======== EXERCISE MATERIAL
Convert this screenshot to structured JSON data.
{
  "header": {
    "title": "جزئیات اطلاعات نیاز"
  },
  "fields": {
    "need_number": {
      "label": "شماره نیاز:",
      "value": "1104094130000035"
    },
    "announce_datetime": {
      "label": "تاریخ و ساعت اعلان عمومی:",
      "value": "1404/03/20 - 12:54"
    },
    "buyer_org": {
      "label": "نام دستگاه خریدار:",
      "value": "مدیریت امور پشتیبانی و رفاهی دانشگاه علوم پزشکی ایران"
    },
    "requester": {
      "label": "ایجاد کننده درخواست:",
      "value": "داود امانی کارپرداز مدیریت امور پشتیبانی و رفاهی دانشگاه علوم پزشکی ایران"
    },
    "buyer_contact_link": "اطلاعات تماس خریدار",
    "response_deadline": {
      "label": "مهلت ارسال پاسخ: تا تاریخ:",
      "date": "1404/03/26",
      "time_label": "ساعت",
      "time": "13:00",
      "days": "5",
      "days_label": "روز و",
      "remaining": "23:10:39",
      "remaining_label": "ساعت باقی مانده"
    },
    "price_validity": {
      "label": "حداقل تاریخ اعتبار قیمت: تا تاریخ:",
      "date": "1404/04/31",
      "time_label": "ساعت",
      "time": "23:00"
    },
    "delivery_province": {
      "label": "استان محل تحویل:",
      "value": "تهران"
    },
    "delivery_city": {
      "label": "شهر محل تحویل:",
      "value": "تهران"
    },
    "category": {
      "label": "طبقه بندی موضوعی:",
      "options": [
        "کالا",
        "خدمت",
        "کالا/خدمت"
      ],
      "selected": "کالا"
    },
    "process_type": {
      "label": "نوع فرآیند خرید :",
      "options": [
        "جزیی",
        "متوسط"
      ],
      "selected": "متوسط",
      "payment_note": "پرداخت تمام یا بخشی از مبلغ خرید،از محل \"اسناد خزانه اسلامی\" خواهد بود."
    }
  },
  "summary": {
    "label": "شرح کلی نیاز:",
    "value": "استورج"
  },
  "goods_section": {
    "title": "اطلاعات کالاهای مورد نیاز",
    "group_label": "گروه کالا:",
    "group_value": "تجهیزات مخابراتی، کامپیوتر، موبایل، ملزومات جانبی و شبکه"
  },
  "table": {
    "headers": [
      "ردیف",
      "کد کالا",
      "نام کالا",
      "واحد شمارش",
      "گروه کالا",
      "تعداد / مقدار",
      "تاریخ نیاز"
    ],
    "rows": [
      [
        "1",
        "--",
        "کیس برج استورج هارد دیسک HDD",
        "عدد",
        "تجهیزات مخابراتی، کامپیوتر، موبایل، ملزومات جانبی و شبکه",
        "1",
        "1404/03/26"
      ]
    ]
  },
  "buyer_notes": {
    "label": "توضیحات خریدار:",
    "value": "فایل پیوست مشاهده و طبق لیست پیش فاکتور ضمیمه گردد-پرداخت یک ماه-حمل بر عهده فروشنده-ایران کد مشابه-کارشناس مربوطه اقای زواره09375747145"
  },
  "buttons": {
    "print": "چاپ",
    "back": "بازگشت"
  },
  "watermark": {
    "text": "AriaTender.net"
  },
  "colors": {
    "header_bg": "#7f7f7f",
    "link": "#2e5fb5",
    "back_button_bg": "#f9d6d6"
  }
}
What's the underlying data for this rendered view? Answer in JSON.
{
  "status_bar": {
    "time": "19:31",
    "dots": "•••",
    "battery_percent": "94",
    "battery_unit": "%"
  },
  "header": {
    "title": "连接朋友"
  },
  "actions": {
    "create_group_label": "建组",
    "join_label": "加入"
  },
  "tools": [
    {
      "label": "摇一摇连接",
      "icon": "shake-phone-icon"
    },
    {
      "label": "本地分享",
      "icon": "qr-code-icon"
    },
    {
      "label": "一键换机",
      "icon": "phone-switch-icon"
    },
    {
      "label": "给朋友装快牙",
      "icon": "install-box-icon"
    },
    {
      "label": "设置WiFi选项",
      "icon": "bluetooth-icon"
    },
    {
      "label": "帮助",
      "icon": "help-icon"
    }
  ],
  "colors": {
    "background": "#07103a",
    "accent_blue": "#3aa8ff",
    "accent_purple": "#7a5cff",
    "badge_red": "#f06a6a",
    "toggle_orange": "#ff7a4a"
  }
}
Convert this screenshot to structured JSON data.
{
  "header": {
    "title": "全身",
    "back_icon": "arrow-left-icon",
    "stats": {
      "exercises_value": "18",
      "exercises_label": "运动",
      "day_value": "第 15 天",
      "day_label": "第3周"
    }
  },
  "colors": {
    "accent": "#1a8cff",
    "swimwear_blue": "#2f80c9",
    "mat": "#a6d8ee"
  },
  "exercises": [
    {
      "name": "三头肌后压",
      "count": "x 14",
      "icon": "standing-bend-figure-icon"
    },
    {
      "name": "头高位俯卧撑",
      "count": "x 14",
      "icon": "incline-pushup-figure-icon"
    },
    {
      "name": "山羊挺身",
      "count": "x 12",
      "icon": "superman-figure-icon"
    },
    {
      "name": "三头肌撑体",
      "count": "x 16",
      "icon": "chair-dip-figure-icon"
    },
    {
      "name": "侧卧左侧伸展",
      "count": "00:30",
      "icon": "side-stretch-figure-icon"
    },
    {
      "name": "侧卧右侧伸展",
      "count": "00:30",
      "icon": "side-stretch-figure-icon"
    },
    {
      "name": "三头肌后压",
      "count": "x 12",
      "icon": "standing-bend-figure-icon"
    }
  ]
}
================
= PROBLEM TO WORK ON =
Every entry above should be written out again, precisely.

= ANSWER BOX =
Convert this screenshot to structured JSON data.
{
  "header": {
    "title": "جزئیات اطلاعات نیاز"
  },
  "fields": {
    "need_number": {
      "label": "شماره نیاز:",
      "value": "1104094130000035"
    },
    "announce_datetime": {
      "label": "تاریخ و ساعت اعلان عمومی:",
      "value": "1404/03/20 - 12:54"
    },
    "buyer_org": {
      "label": "نام دستگاه خریدار:",
      "value": "مدیریت امور پشتیبانی و رفاهی دانشگاه علوم پزشکی ایران"
    },
    "requester": {
      "label": "ایجاد کننده درخواست:",
      "value": "داود امانی کارپرداز مدیریت امور پشتیبانی و رفاهی دانشگاه علوم پزشکی ایران"
    },
    "buyer_contact_link": "اطلاعات تماس خریدار",
    "response_deadline": {
      "label": "مهلت ارسال پاسخ: تا تاریخ:",
      "date": "1404/03/26",
      "time_label": "ساعت",
      "time": "13:00",
      "days": "5",
      "days_label": "روز و",
      "remaining": "23:10:39",
      "remaining_label": "ساعت باقی مانده"
    },
    "price_validity": {
      "label": "حداقل تاریخ اعتبار قیمت: تا تاریخ:",
      "date": "1404/04/31",
      "time_label": "ساعت",
      "time": "23:00"
    },
    "delivery_province": {
      "label": "استان محل تحویل:",
      "value": "تهران"
    },
    "delivery_city": {
      "label": "شهر محل تحویل:",
      "value": "تهران"
    },
    "category": {
      "label": "طبقه بندی موضوعی:",
      "options": [
        "کالا",
        "خدمت",
        "کالا/خدمت"
      ],
      "selected": "کالا"
    },
    "process_type": {
      "label": "نوع فرآیند خرید :",
      "options": [
        "جزیی",
        "متوسط"
      ],
      "selected": "متوسط",
      "payment_note": "پرداخت تمام یا بخشی از مبلغ خرید،از محل \"اسناد خزانه اسلامی\" خواهد بود."
    }
  },
  "summary": {
    "label": "شرح کلی نیاز:",
    "value": "استورج"
  },
  "goods_section": {
    "title": "اطلاعات کالاهای مورد نیاز",
    "group_label": "گروه کالا:",
    "group_value": "تجهیزات مخابراتی، کامپیوتر، موبایل، ملزومات جانبی و شبکه"
  },
  "table": {
    "headers": [
      "ردیف",
      "کد کالا",
      "نام کالا",
      "واحد شمارش",
      "گروه کالا",
      "تعداد / مقدار",
      "تاریخ نیاز"
    ],
    "rows": [
      [
        "1",
        "--",
        "کیس برج استورج هارد دیسک HDD",
        "عدد",
        "تجهیزات مخابراتی، کامپیوتر، موبایل، ملزومات جانبی و شبکه",
        "1",
        "1404/03/26"
      ]
    ]
  },
  "buyer_notes": {
    "label": "توضیحات خریدار:",
    "value": "فایل پیوست مشاهده و طبق لیست پیش فاکتور ضمیمه گردد-پرداخت یک ماه-حمل بر عهده فروشنده-ایران کد مشابه-کارشناس مربوطه اقای زواره09375747145"
  },
  "buttons": {
    "print": "چاپ",
    "back": "بازگشت"
  },
  "watermark": {
    "text": "AriaTender.net"
  },
  "colors": {
    "header_bg": "#7f7f7f",
    "link": "#2e5fb5",
    "back_button_bg": "#f9d6d6"
  }
}
What's the underlying data for this rendered view? Answer in JSON.
{
  "status_bar": {
    "time": "19:31",
    "dots": "•••",
    "battery_percent": "94",
    "battery_unit": "%"
  },
  "header": {
    "title": "连接朋友"
  },
  "actions": {
    "create_group_label": "建组",
    "join_label": "加入"
  },
  "tools": [
    {
      "label": "摇一摇连接",
      "icon": "shake-phone-icon"
    },
    {
      "label": "本地分享",
      "icon": "qr-code-icon"
    },
    {
      "label": "一键换机",
      "icon": "phone-switch-icon"
    },
    {
      "label": "给朋友装快牙",
      "icon": "install-box-icon"
    },
    {
      "label": "设置WiFi选项",
      "icon": "bluetooth-icon"
    },
    {
      "label": "帮助",
      "icon": "help-icon"
    }
  ],
  "colors": {
    "background": "#07103a",
    "accent_blue": "#3aa8ff",
    "accent_purple": "#7a5cff",
    "badge_red": "#f06a6a",
    "toggle_orange": "#ff7a4a"
  }
}
Convert this screenshot to structured JSON data.
{
  "header": {
    "title": "全身",
    "back_icon": "arrow-left-icon",
    "stats": {
      "exercises_value": "18",
      "exercises_label": "运动",
      "day_value": "第 15 天",
      "day_label": "第3周"
    }
  },
  "colors": {
    "accent": "#1a8cff",
    "swimwear_blue": "#2f80c9",
    "mat": "#a6d8ee"
  },
  "exercises": [
    {
      "name": "三头肌后压",
      "count": "x 14",
      "icon": "standing-bend-figure-icon"
    },
    {
      "name": "头高位俯卧撑",
      "count": "x 14",
      "icon": "incline-pushup-figure-icon"
    },
    {
      "name": "山羊挺身",
      "count": "x 12",
      "icon": "superman-figure-icon"
    },
    {
      "name": "三头肌撑体",
      "count": "x 16",
      "icon": "chair-dip-figure-icon"
    },
    {
      "name": "侧卧左侧伸展",
      "count": "00:30",
      "icon": "side-stretch-figure-icon"
    },
    {
      "name": "侧卧右侧伸展",
      "count": "00:30",
      "icon": "side-stretch-figure-icon"
    },
    {
      "name": "三头肌后压",
      "count": "x 12",
      "icon": "standing-bend-figure-icon"
    }
  ]
}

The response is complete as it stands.